The search for Joseph Kony continues, and it could be a long time—even years—before we see results, US officials say. They believe the warlord is hiding in the jungles of the Central African Republic, but his low-tech survival methods—no radios, no phones, just messengers on foot—have thus far stymied searchers, whom 100 US troops are advising from five camps in four countries. "This is not going to be an easy slog," the Navy SEAL in charge of the hunt tells the Washington Post, which reports that African troops are tracking Kony across a dense and remote area roughly the size of California.

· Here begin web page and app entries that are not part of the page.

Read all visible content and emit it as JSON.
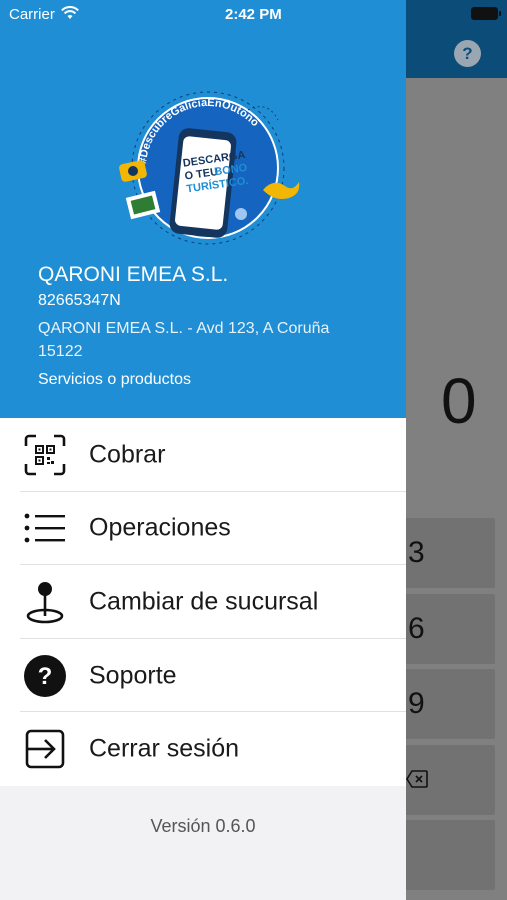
{
  "status_bar": {
    "carrier": "Carrier",
    "time": "2:42 PM"
  },
  "background": {
    "help_label": "?",
    "amount": "0",
    "keys": [
      "3",
      "6",
      "9",
      ""
    ]
  },
  "drawer": {
    "banner": {
      "hashtag": "#DescubreGaliciaEnOutono",
      "line1": "DESCARGA",
      "line2": "O TEU",
      "line2b": "BONO",
      "line3": "TURÍSTICO."
    },
    "company": {
      "name": "QARONI EMEA S.L.",
      "id": "82665347N",
      "address": "QARONI EMEA S.L. - Avd 123, A Coruña 15122",
      "services": "Servicios o productos"
    },
    "menu": [
      {
        "label": "Cobrar",
        "icon": "qr-code-icon"
      },
      {
        "label": "Operaciones",
        "icon": "list-icon"
      },
      {
        "label": "Cambiar de sucursal",
        "icon": "map-pin-icon"
      },
      {
        "label": "Soporte",
        "icon": "question-circle-icon"
      },
      {
        "label": "Cerrar sesión",
        "icon": "logout-icon"
      }
    ],
    "version": "Versión 0.6.0"
  },
  "colors": {
    "drawer_header": "#1f8ed4",
    "app_header": "#0b4d78",
    "overlay": "#808080"
  }
}
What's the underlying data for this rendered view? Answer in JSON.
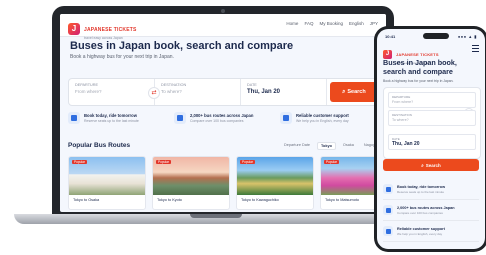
{
  "brand": {
    "name": "JAPANESE TICKETS",
    "tagline": "travel easy across Japan",
    "accent": "#e2372b",
    "button_color": "#ec4a1d",
    "navy": "#1d2a4d"
  },
  "desktop": {
    "nav": [
      "Home",
      "FAQ",
      "My Booking",
      "English",
      "JPY"
    ],
    "title": "Buses in Japan book, search and compare",
    "subtitle": "Book a highway bus for your next trip in Japan.",
    "search": {
      "from_label": "DEPARTURE",
      "from_placeholder": "From where?",
      "to_label": "DESTINATION",
      "to_placeholder": "To where?",
      "date_label": "DATE",
      "date_value": "Thu, Jan 20",
      "button": "Search"
    },
    "features": [
      {
        "title": "Book today, ride tomorrow",
        "sub": "Reserve seats up to the last minute",
        "icon": "calendar-icon"
      },
      {
        "title": "2,000+ bus routes across Japan",
        "sub": "Compare over 100 bus companies",
        "icon": "bus-icon"
      },
      {
        "title": "Reliable customer support",
        "sub": "We help you in English, every day",
        "icon": "support-icon"
      }
    ],
    "routes_title": "Popular Bus Routes",
    "route_tabs": [
      "Departure Date",
      "Tokyo",
      "Osaka",
      "Nagoya"
    ],
    "routes": [
      {
        "label": "Tokyo to Osaka",
        "tag": "Popular"
      },
      {
        "label": "Tokyo to Kyoto",
        "tag": "Popular"
      },
      {
        "label": "Tokyo to Kawaguchiko",
        "tag": "Popular"
      },
      {
        "label": "Tokyo to Matsumoto",
        "tag": "Popular"
      }
    ]
  },
  "mobile": {
    "status_time": "10:41",
    "status_icons": "●●● ▲ ▮",
    "title": "Buses in Japan book, search and compare",
    "subtitle": "Book a highway bus for your next trip in Japan.",
    "search": {
      "from_label": "DEPARTURE",
      "from_placeholder": "From where?",
      "to_label": "DESTINATION",
      "to_placeholder": "To where?",
      "date_label": "DATE",
      "date_value": "Thu, Jan 20",
      "button": "Search"
    },
    "features": [
      {
        "title": "Book today, ride tomorrow",
        "sub": "Reserve seats up to the last minute",
        "icon": "calendar-icon"
      },
      {
        "title": "2,000+ bus routes across Japan",
        "sub": "Compare over 100 bus companies",
        "icon": "bus-icon"
      },
      {
        "title": "Reliable customer support",
        "sub": "We help you in English, every day",
        "icon": "support-icon"
      }
    ]
  }
}
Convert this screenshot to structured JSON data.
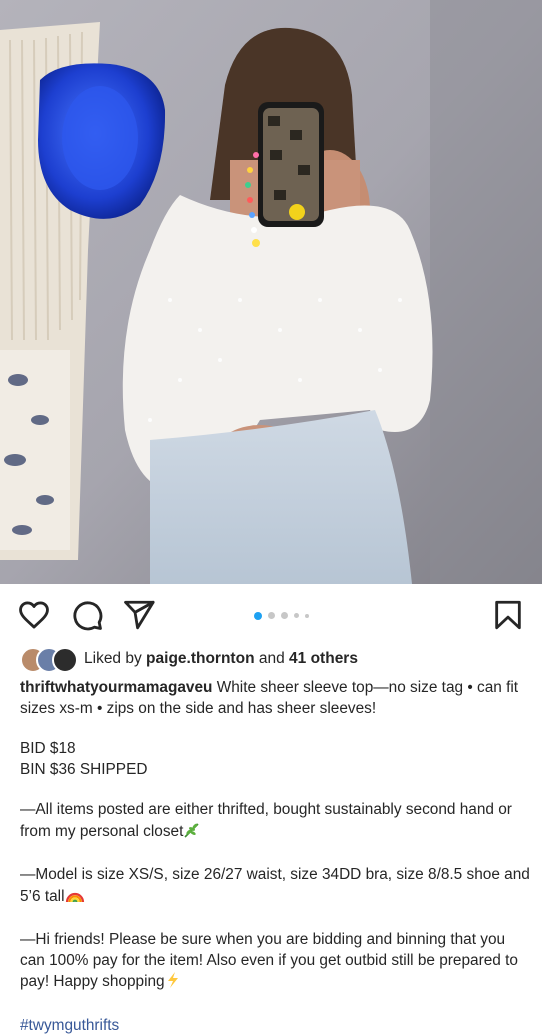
{
  "post": {
    "image_alt": "Photo of woman in white sheer sleeve top taking mirror selfie",
    "carousel": {
      "count": 5,
      "active_index": 0
    },
    "likes": {
      "prefix": "Liked by",
      "user": "paige.thornton",
      "middle": "and",
      "others": "41 others"
    },
    "caption": {
      "username": "thriftwhatyourmamagaveu",
      "line1": "White sheer sleeve top—no size tag • can fit sizes xs-m • zips on the side and has sheer sleeves!",
      "bid": "BID $18",
      "bin": "BIN $36 SHIPPED",
      "para2": "—All items posted are either thrifted, bought sustainably second hand or from my personal closet",
      "para3": "—Model is size XS/S, size 26/27 waist, size 34DD bra, size 8/8.5 shoe and 5’6 tall",
      "para4": "—Hi friends! Please be sure when you are bidding and binning that you can 100% pay for the item! Also even if you get outbid still be prepared to pay! Happy shopping",
      "hashtag": "#twymguthrifts"
    },
    "icons": {
      "like": "heart-icon",
      "comment": "comment-icon",
      "share": "paper-plane-icon",
      "save": "bookmark-icon",
      "leaf": "herb-emoji",
      "rainbow": "rainbow-emoji",
      "bolt": "lightning-emoji"
    },
    "colors": {
      "accent_dot": "#1da1f2",
      "hashtag": "#385898"
    }
  }
}
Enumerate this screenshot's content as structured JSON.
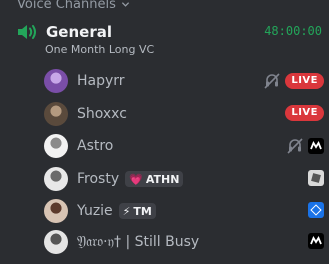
{
  "section": {
    "title": "Voice Channels"
  },
  "channel": {
    "name": "General",
    "timer": "48:00:00",
    "status": "One Month Long VC"
  },
  "live_label": "LIVE",
  "users": [
    {
      "name": "Hapyrr",
      "avatar_colors": [
        "#7a4ea8",
        "#c7a7e8"
      ],
      "deafened": true,
      "live": true
    },
    {
      "name": "Shoxxc",
      "avatar_colors": [
        "#5a4a3c",
        "#b49a80"
      ],
      "deafened": false,
      "live": true
    },
    {
      "name": "Astro",
      "avatar_colors": [
        "#f2f2f2",
        "#8a8a8a"
      ],
      "deafened": true,
      "activity": "game-icon"
    },
    {
      "name": "Frosty",
      "avatar_colors": [
        "#e8e8e8",
        "#6b6b6b"
      ],
      "tag": "ATHN",
      "tag_emoji": "💗",
      "activity": "roblox-icon"
    },
    {
      "name": "Yuzie",
      "avatar_colors": [
        "#d8c4b4",
        "#5c3a2c"
      ],
      "tag": "TM",
      "tag_emoji": "⚡",
      "activity": "blue-app-icon"
    },
    {
      "name": "𝔜𝔞𝔯𝔬·𝔶† | Still Busy",
      "avatar_colors": [
        "#e4e4e4",
        "#555555"
      ],
      "activity": "game-icon"
    }
  ],
  "colors": {
    "background": "#2b2d31",
    "accent_green": "#23a55a",
    "live_red": "#da373c"
  }
}
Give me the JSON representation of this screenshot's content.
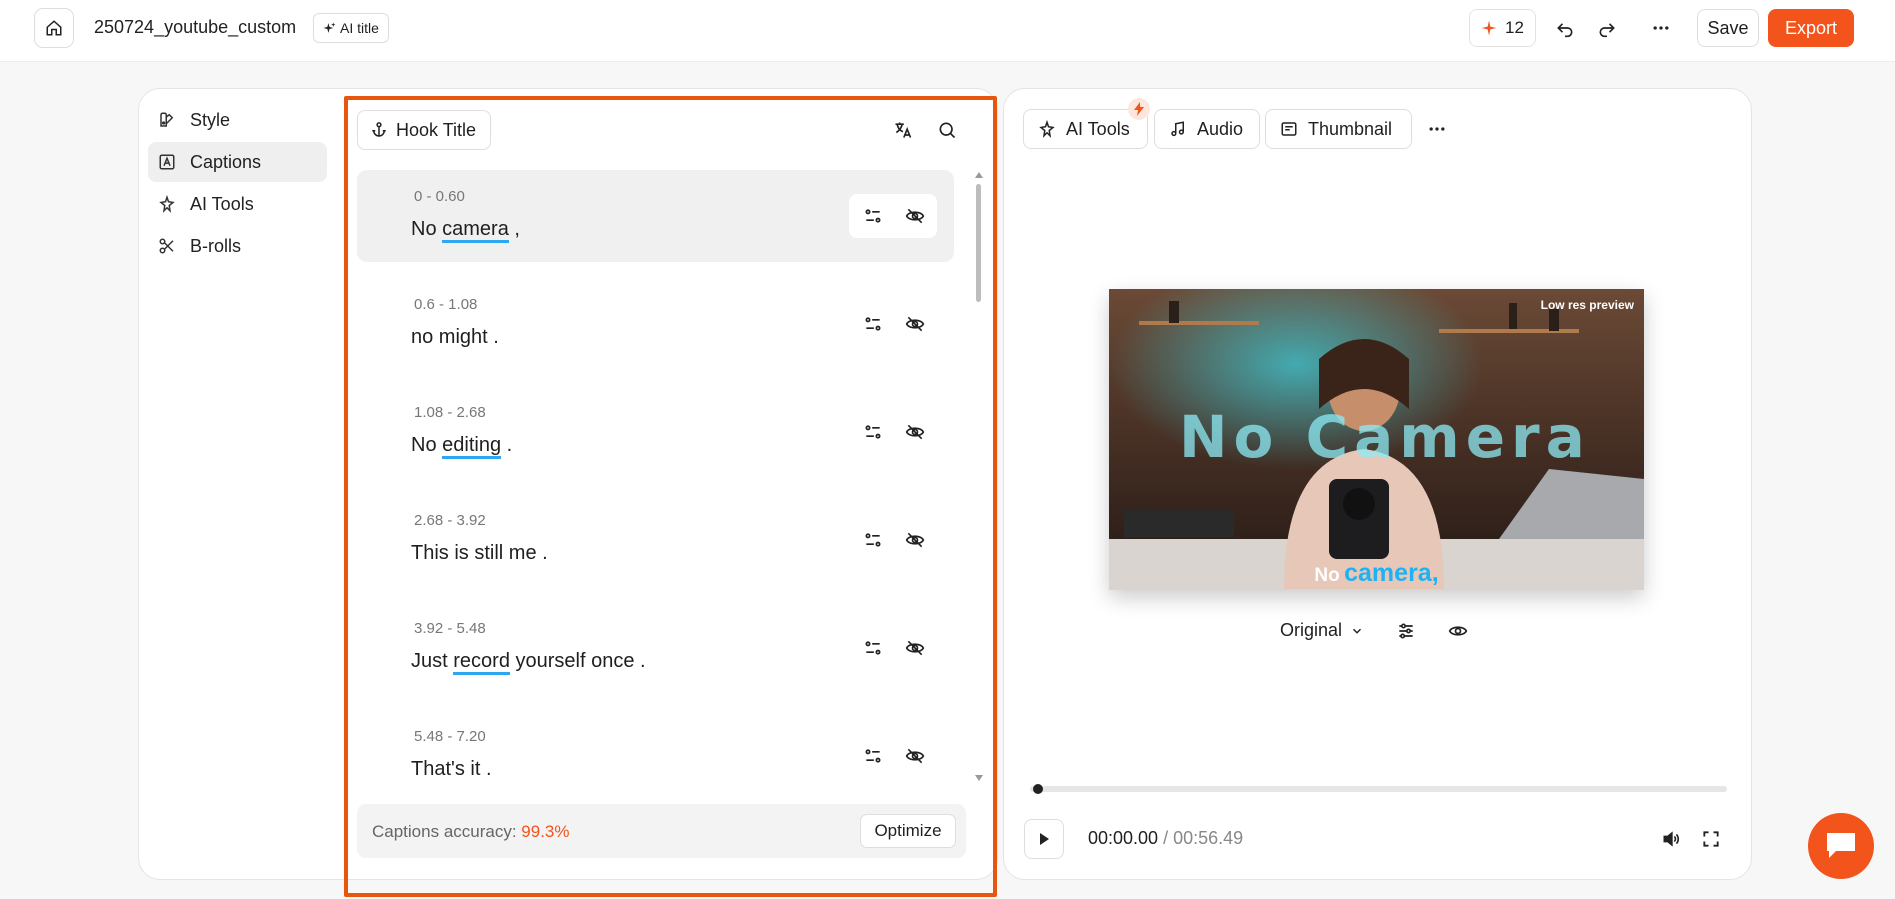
{
  "topbar": {
    "project_name": "250724_youtube_custom",
    "ai_title_label": "AI title",
    "credits_count": "12",
    "save_label": "Save",
    "export_label": "Export"
  },
  "sidebar": {
    "items": [
      {
        "label": "Style",
        "icon": "palette-icon"
      },
      {
        "label": "Captions",
        "icon": "caption-icon",
        "active": true
      },
      {
        "label": "AI Tools",
        "icon": "magic-wand-icon"
      },
      {
        "label": "B-rolls",
        "icon": "scissors-icon"
      }
    ]
  },
  "captions": {
    "hook_title_label": "Hook Title",
    "rows": [
      {
        "time": "0 - 0.60",
        "pre": "No ",
        "highlight": "camera",
        "post": " ,",
        "selected": true
      },
      {
        "time": "0.6 - 1.08",
        "pre": "no might .",
        "highlight": "",
        "post": ""
      },
      {
        "time": "1.08 - 2.68",
        "pre": "No ",
        "highlight": "editing",
        "post": " ."
      },
      {
        "time": "2.68 - 3.92",
        "pre": "This is still me .",
        "highlight": "",
        "post": ""
      },
      {
        "time": "3.92 - 5.48",
        "pre": "Just ",
        "highlight": "record",
        "post": " yourself once ."
      },
      {
        "time": "5.48 - 7.20",
        "pre": "That's it .",
        "highlight": "",
        "post": ""
      }
    ],
    "accuracy_label": "Captions accuracy: ",
    "accuracy_value": "99.3%",
    "optimize_label": "Optimize"
  },
  "player": {
    "tools": [
      {
        "label": "AI Tools",
        "icon": "magic-wand-icon"
      },
      {
        "label": "Audio",
        "icon": "music-note-icon"
      },
      {
        "label": "Thumbnail",
        "icon": "thumbnail-icon"
      }
    ],
    "low_res_label": "Low res preview",
    "overlay_title": "No Camera",
    "burned_caption_a": "No",
    "burned_caption_b": "camera,",
    "quality_label": "Original",
    "current_time": "00:00.00",
    "separator": "/",
    "total_time": "00:56.49",
    "progress": 0
  },
  "colors": {
    "accent": "#f2541b",
    "highlight": "#2da7f0",
    "panel_border": "#e8560e"
  }
}
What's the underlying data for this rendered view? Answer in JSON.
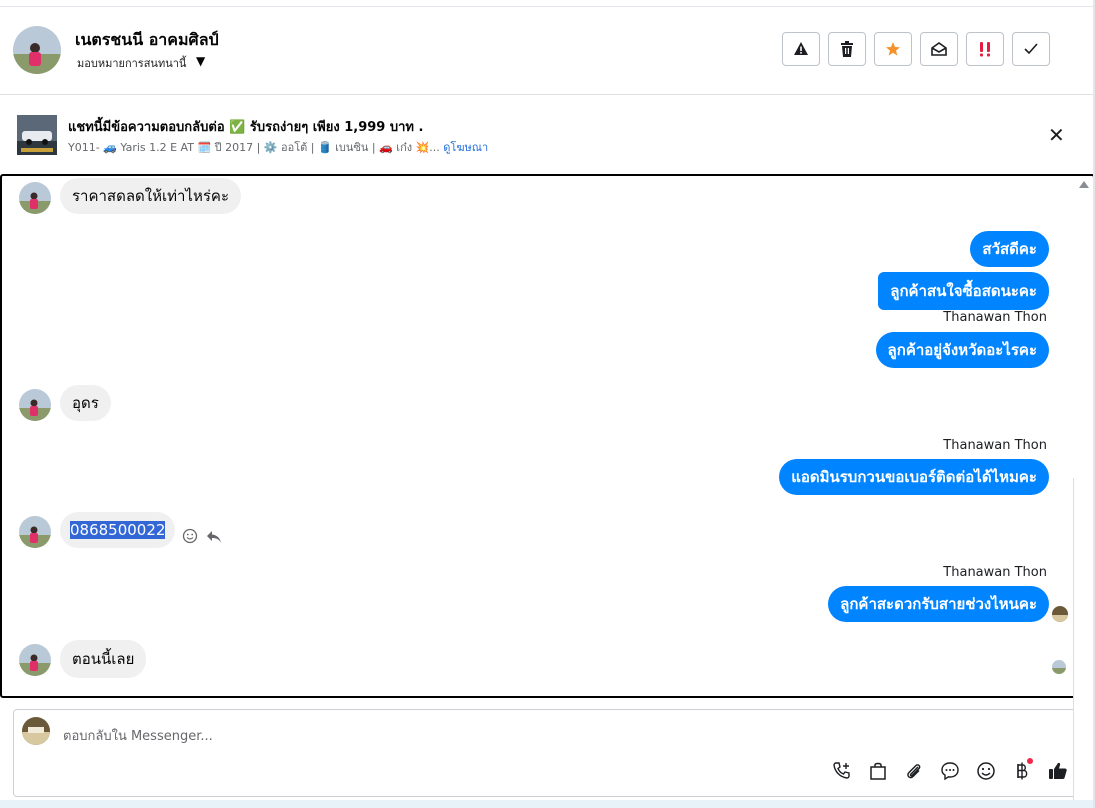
{
  "header": {
    "name": "เนตรชนนี อาคมศิลป์",
    "assign_label": "มอบหมายการสนทนานี้"
  },
  "actions": [
    {
      "name": "spam-icon"
    },
    {
      "name": "trash-icon"
    },
    {
      "name": "star-icon",
      "color": "#f5922b"
    },
    {
      "name": "mark-unread-icon"
    },
    {
      "name": "follow-up-icon",
      "color": "#e41e3f"
    },
    {
      "name": "done-icon"
    }
  ],
  "ad": {
    "title": "แชทนี้มีข้อความตอบกลับต่อ ✅ รับรถง่ายๆ เพียง 1,999 บาท .",
    "subtitle": "Y011- 🚙 Yaris 1.2 E AT 🗓️ ปี 2017 | ⚙️ ออโต้ | 🛢️ เบนซิน | 🚗 เก๋ง 💥...",
    "link": "ดูโฆษณา"
  },
  "messages": [
    {
      "dir": "in",
      "text": "ราคาสดลดให้เท่าไหร่คะ"
    },
    {
      "dir": "out",
      "text": "สวัสดีคะ"
    },
    {
      "dir": "out",
      "text": "ลูกค้าสนใจซื้อสดนะคะ"
    },
    {
      "dir": "out",
      "sender": "Thanawan Thon",
      "text": "ลูกค้าอยู่จังหวัดอะไรคะ"
    },
    {
      "dir": "in",
      "text": "อุดร"
    },
    {
      "dir": "out",
      "sender": "Thanawan Thon",
      "text": "แอดมินรบกวนขอเบอร์ติดต่อได้ไหมคะ"
    },
    {
      "dir": "in",
      "text": "0868500022"
    },
    {
      "dir": "out",
      "sender": "Thanawan Thon",
      "text": "ลูกค้าสะดวกรับสายช่วงไหนคะ"
    },
    {
      "dir": "in",
      "text": "ตอนนี้เลย"
    }
  ],
  "composer": {
    "placeholder": "ตอบกลับใน Messenger...",
    "tools": [
      "phone-plus-icon",
      "bag-icon",
      "paperclip-icon",
      "saved-reply-icon",
      "emoji-icon",
      "baht-icon",
      "thumbs-up-icon"
    ]
  },
  "colors": {
    "accent": "#0084ff",
    "incoming_bubble": "#f0f0f0",
    "link": "#216fdb"
  }
}
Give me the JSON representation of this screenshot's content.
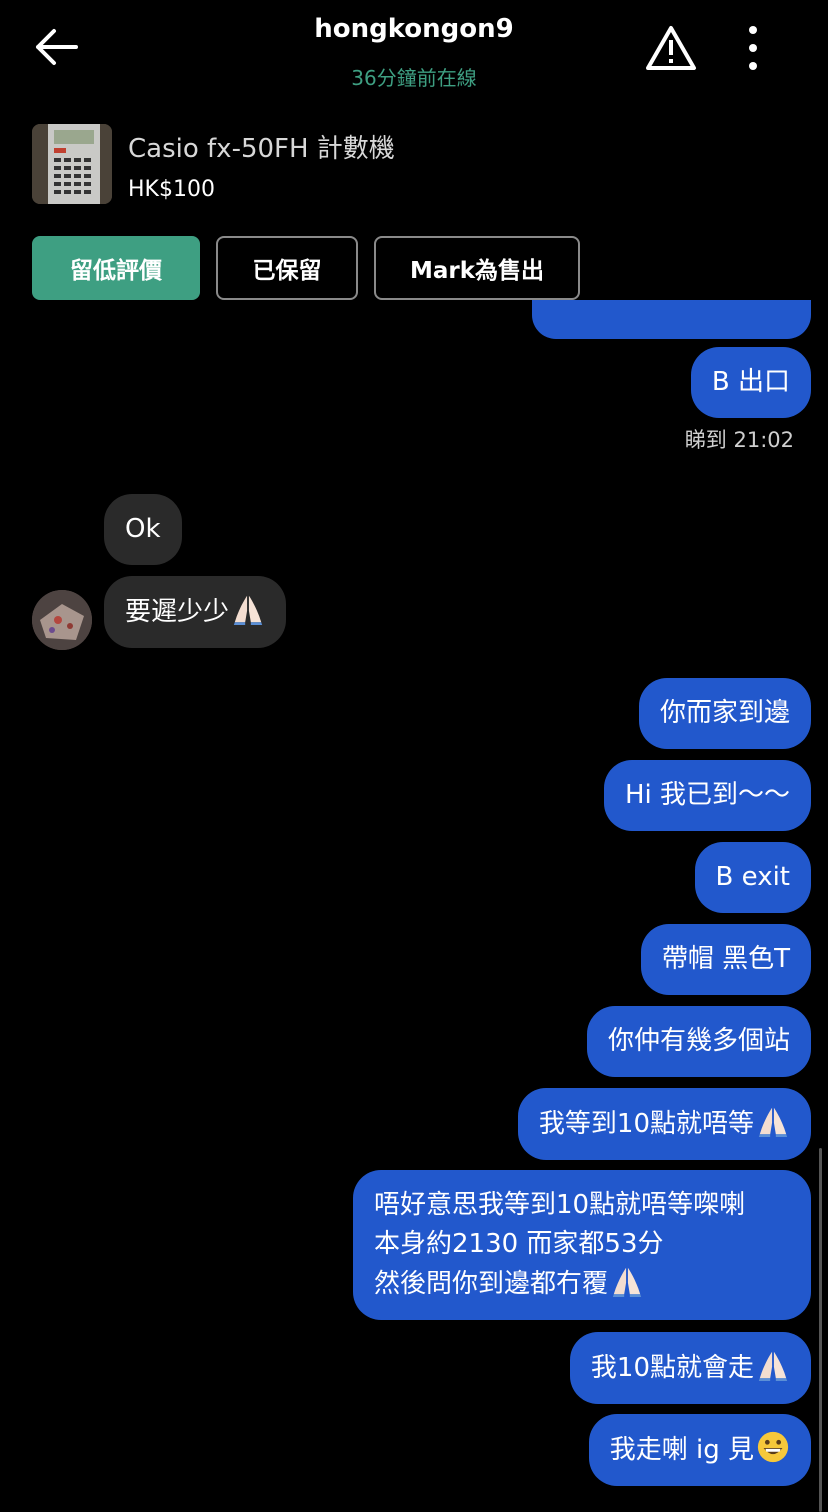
{
  "header": {
    "username": "hongkongon9",
    "status": "36分鐘前在線"
  },
  "listing": {
    "name": "Casio fx-50FH 計數機",
    "price": "HK$100"
  },
  "actions": {
    "review_label": "留低評價",
    "reserved_label": "已保留",
    "mark_sold_label": "Mark為售出"
  },
  "chat": {
    "read_receipt": "睇到 21:02",
    "messages": [
      {
        "from": "me",
        "text": "B 出口"
      },
      {
        "from": "them",
        "text": "Ok"
      },
      {
        "from": "them",
        "text": "要遲少少",
        "emoji": "folded-hands"
      },
      {
        "from": "me",
        "text": "你而家到邊"
      },
      {
        "from": "me",
        "text": "Hi 我已到～～"
      },
      {
        "from": "me",
        "text": "B exit"
      },
      {
        "from": "me",
        "text": "帶帽 黑色T"
      },
      {
        "from": "me",
        "text": "你仲有幾多個站"
      },
      {
        "from": "me",
        "text": "我等到10點就唔等",
        "emoji": "folded-hands"
      },
      {
        "from": "me",
        "lines": [
          "唔好意思我等到10點就唔等㗎喇",
          "本身約2130 而家都53分",
          "然後問你到邊都冇覆"
        ],
        "emoji": "folded-hands"
      },
      {
        "from": "me",
        "text": "我10點就會走",
        "emoji": "folded-hands"
      },
      {
        "from": "me",
        "text": "我走喇 ig 見",
        "emoji": "grinning-face"
      }
    ]
  },
  "colors": {
    "background": "#000000",
    "outgoing_bubble": "#2258cc",
    "incoming_bubble": "#2a2a2a",
    "accent_green": "#3e9f82"
  }
}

In their advisory role, US troops aren't allowed to use the weapons they carry unless threatened. Instead, they're focused on gathering intelligence—which has proved a challenge amid conflicting reports. Locals point the finger at Kony for all kinds of trouble, and picking out real leads can be difficult. Meanwhile, yesterday, the head of Uganda's effort against Kony said he was in the Central African Republic, but a Ugandan military spokesman says the warlord is in Sudan, receiving backing from its leaders, reports the BBC. A US official says troops haven't seen evidence of such support. (Read more Uganda stories.)